Rooney Should Not Be First Pick For Club Or Country. Stan Speaks…

I decided to watch in full the Everton v Man United game late on Saturday so that I could confirm in my own mind one thing which will enhance the Red Devils this season, and one, if not dealt with head on, could stop them achieving their aims and ambitions.

First, let’s look at a very simple lesson learned. Midfield is the engine room, a space on the pitch where incredible athletes stop, start, sprint box-to-box, and do the heavy lifting for any Premier League football team. 14 kilometres of pure work from most good midfielders bears testament to that.

So it was good to see Louis van Gaal eat a little humble pie and understand that in the English top flight, particularly the English top flight, industry is still at the top of the list when it comes to attributes needed to ‘earn the right to play’, win the battle, and go some way to winning a 90-minute war. So with the greatest of respect to two fine, well-decorated players like Michael Carrick and Bastian Schweinsteiger, they should never ever play as a two again, unless it’s against sides devoid of confidence, nouse or physicality in midfield. Aston Villa then.

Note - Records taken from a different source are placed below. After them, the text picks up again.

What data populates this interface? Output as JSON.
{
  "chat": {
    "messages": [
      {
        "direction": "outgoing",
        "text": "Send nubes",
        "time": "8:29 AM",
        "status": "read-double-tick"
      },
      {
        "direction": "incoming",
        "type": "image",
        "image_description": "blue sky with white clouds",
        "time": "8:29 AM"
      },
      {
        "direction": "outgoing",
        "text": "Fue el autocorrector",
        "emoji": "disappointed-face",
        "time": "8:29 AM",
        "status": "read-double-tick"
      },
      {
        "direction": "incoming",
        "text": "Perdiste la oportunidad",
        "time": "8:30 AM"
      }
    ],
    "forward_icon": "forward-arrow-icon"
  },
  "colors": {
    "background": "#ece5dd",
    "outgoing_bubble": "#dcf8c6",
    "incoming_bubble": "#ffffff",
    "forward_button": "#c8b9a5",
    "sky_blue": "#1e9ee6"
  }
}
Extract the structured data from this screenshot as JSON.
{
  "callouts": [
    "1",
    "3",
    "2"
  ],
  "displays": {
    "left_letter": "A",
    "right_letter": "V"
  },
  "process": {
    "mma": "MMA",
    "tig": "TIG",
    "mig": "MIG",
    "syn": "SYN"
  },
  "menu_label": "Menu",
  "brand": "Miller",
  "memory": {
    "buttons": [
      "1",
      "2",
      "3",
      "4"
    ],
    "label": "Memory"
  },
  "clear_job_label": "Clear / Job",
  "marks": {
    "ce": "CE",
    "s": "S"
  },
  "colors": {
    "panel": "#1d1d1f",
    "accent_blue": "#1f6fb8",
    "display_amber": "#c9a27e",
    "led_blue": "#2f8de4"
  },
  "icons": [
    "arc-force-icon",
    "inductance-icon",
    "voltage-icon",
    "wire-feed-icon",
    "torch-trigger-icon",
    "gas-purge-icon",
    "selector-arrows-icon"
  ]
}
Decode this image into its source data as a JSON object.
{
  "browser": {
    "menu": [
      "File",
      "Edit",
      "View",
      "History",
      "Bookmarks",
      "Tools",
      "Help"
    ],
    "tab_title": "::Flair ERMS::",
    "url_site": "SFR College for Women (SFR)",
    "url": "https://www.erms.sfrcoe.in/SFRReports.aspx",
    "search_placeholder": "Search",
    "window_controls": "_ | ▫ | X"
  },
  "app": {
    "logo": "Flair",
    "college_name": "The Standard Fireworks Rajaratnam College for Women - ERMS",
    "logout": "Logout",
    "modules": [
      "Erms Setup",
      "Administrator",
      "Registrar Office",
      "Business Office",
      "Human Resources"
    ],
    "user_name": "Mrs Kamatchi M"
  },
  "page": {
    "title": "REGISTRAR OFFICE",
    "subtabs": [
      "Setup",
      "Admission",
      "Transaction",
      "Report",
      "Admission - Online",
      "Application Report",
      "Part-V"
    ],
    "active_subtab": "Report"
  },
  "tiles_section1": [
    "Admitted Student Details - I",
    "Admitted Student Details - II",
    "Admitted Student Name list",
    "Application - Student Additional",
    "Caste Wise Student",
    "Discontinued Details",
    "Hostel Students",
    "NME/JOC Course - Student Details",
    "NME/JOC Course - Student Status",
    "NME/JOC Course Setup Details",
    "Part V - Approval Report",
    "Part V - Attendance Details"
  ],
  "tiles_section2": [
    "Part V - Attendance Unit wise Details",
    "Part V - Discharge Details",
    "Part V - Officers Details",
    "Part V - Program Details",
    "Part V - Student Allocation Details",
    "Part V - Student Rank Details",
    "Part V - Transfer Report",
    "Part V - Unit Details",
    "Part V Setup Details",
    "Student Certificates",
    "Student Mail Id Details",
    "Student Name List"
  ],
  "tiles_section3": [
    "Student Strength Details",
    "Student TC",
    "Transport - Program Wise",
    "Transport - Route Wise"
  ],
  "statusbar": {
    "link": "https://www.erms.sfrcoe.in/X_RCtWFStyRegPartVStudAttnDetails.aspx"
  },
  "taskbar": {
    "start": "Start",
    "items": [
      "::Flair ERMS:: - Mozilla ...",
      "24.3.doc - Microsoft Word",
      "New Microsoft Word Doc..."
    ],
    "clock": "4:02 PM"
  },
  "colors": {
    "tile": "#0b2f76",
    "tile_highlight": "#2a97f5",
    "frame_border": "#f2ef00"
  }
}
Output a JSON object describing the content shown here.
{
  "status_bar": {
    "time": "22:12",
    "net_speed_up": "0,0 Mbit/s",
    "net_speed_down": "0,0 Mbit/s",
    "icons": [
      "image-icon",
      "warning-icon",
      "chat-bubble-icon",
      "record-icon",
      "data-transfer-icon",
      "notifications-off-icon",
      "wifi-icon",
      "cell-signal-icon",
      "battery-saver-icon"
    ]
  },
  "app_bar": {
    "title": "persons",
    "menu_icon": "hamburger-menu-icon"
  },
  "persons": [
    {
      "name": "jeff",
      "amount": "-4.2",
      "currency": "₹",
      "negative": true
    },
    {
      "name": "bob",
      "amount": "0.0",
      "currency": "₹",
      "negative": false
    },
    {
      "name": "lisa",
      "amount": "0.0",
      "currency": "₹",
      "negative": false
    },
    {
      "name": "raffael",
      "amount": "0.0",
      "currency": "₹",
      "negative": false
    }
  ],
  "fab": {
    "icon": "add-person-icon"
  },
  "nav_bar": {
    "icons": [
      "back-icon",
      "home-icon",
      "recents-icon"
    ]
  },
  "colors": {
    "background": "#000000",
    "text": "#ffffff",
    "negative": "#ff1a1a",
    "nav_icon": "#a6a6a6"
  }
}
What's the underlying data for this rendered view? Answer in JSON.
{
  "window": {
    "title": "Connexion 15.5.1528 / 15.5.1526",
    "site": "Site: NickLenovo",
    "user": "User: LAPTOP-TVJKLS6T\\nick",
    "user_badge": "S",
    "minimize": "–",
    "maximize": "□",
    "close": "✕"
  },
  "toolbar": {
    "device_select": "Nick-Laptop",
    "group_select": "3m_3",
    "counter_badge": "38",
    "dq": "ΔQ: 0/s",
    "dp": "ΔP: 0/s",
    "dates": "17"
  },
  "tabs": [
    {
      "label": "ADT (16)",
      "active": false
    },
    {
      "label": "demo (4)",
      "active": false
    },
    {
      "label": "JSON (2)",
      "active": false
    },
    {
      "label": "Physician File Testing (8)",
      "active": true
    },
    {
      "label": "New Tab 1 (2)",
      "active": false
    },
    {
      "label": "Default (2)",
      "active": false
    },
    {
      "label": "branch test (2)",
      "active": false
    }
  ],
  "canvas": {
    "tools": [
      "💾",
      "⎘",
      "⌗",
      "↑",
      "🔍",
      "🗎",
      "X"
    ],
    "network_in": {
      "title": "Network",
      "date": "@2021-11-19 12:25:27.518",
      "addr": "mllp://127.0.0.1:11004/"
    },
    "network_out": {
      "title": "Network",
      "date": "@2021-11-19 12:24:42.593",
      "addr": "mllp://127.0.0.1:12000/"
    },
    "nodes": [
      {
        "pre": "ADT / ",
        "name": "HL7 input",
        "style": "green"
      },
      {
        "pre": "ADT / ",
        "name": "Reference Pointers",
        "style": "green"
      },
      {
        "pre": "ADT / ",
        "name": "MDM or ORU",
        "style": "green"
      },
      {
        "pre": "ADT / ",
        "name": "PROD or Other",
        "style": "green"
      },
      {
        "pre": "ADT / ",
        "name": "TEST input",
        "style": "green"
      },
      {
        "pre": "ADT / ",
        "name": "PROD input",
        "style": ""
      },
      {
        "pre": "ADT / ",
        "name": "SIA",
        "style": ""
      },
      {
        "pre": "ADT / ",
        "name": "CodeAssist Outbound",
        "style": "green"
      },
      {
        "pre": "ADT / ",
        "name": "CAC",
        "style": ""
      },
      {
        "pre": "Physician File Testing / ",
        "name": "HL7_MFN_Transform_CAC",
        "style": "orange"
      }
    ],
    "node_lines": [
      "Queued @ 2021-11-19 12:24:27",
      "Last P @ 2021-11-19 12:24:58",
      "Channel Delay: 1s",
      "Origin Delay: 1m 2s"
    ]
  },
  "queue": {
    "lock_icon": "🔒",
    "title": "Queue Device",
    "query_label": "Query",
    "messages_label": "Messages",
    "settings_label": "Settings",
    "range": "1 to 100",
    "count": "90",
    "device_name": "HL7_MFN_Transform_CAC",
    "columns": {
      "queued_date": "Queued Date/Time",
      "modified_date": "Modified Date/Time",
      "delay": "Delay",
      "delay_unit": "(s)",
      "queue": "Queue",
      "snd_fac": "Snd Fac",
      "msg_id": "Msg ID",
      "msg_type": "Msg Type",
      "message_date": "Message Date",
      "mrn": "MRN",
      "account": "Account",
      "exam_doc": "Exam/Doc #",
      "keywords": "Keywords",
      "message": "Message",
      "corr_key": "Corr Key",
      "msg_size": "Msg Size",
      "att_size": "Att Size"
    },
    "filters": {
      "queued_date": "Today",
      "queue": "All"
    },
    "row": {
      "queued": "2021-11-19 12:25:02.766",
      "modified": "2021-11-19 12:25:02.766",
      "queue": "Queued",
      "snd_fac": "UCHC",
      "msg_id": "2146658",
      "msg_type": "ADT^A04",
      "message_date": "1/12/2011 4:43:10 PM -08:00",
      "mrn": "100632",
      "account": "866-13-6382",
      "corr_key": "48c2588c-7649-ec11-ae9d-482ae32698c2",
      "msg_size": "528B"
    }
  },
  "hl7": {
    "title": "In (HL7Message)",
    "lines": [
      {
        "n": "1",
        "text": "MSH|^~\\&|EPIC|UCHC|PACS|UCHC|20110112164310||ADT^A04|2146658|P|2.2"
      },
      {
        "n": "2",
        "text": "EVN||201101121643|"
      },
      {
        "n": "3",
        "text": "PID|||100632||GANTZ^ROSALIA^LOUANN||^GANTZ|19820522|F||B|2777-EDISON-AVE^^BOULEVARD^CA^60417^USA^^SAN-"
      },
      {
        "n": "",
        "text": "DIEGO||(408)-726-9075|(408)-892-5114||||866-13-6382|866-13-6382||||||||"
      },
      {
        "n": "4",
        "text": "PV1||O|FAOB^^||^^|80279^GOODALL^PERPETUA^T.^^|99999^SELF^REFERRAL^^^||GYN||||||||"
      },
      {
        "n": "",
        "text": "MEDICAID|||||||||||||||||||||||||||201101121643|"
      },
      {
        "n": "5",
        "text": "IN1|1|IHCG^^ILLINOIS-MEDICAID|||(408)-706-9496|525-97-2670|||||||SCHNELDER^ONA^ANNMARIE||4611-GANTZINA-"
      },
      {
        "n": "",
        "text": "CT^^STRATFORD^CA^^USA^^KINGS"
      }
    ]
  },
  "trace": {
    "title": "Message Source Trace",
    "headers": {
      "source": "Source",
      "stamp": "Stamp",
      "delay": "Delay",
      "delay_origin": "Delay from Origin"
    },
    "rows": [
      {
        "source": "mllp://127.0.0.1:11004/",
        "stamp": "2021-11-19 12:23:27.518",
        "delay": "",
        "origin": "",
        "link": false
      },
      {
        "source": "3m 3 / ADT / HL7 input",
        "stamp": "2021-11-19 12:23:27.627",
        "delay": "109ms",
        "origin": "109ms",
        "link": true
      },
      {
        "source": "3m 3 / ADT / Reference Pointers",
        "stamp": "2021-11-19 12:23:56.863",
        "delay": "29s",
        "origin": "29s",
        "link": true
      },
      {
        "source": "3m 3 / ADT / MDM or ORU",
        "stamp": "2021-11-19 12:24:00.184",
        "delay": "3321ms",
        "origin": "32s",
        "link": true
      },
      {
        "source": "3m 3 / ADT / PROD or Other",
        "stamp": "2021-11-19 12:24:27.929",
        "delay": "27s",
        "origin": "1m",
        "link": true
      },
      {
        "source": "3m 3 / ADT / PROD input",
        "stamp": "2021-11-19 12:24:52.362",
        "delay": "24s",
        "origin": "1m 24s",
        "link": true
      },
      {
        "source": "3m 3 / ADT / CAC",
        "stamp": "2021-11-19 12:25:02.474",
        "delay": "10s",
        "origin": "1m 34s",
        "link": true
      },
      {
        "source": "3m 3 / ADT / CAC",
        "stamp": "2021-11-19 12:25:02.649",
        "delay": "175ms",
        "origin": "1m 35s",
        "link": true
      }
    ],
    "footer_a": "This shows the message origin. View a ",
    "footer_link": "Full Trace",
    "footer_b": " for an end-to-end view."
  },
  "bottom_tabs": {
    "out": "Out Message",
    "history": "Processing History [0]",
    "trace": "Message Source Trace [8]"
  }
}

Herrera Undroppable
Ander Herrera playing either as a second holder or a little further forward reminds me of the energy and drive of an Alexis Sanchez. They are different players who do different things but get players around them responding to their work rate, busy-bee movement and attitude. It’s infectious! Carrick and Bastian can’t provide that and as proven at Arsenal, good teams will get at you, push you back, move you into awkward positions, and an inability to respond with mobility leaves you dead in the water.

Herrera must play, every week. When fit, he’s a lightning rod for others to go closing from the front, and although he’s a nuisance high up the pitch, I like the thought of Schneiderlin, a more natural sitter, and Herrera developing as a two. The grit with the firefly, both mobile.

If LvG lets these two develop a relationship in that crucial area of the pitch I honestly believe United will start to get the forward movement, confidence and rhythm to do the things they have traditionally have done well; namely dominate midfield, then play on the front foot in wide and central attacking positions.

Against better sides, Carrick and Schweinsteiger as a pair will always nowadays take a step back rather than forward.

It’s just counter intuitive to the way Manchester United function at their very best.

Rooney Below Par
Now the elephant in the room. I watched with extra interest the Wayne Rooney documentary on BBC 1 last week and I knew before the first words came from the prodigal son’s mouth what the narrative would be. Paul Stretford was my agent for some time and did my biggest moves, so I’d like to think I know what this man, who I saw as a father figure, thinks and feels.

He wanted the nation obviously to appreciate Rooney’s achievements and get to know the man a little. But primarily, at a time when in my opinion, Rooney is at his least productive, least capable and therefore should be under the most pressure, we all tuned in. Fans, ex-players, journalists and most importantly the current teammates and manager of Manchester United/England know who the boss is, who is still the most famous, most talked about English player since Beckham. That’s important.

Brand Rooney is bigger than the reality, and that is a footballer who should not be first pick as striker for his club or country in the here and now, and that’s the truth.

Yes he’s broken the England record, yes he’ll break the United record, but these are longevity records, not October 2015 ones! Anthony Martial has earned the right to play up top for United and arguably Kane, Sterling, and Sturridge (when fit) have all shown they are capable of scoring goals and attacking with youth, pace and creativity that belies Rooney’s reputation, again importantly put on show by Stretford in the documentary.

Is Wayne a grafter? Yes! Is Wayne deserving of being in the manager’s mind when it comes to starting for club and country? Yes! Should it be a given that his past exploits dictate he’s still first on the team sheet for club and country? No!

I think Wayne Rooney is a fine player with much still to offer club and country, but has anyone thought it may actually benefit the lad more by knowing he’s as droppable as anyone else? After all, it’s when his back is against the wall when he’s at his best, not playing him because of a great past.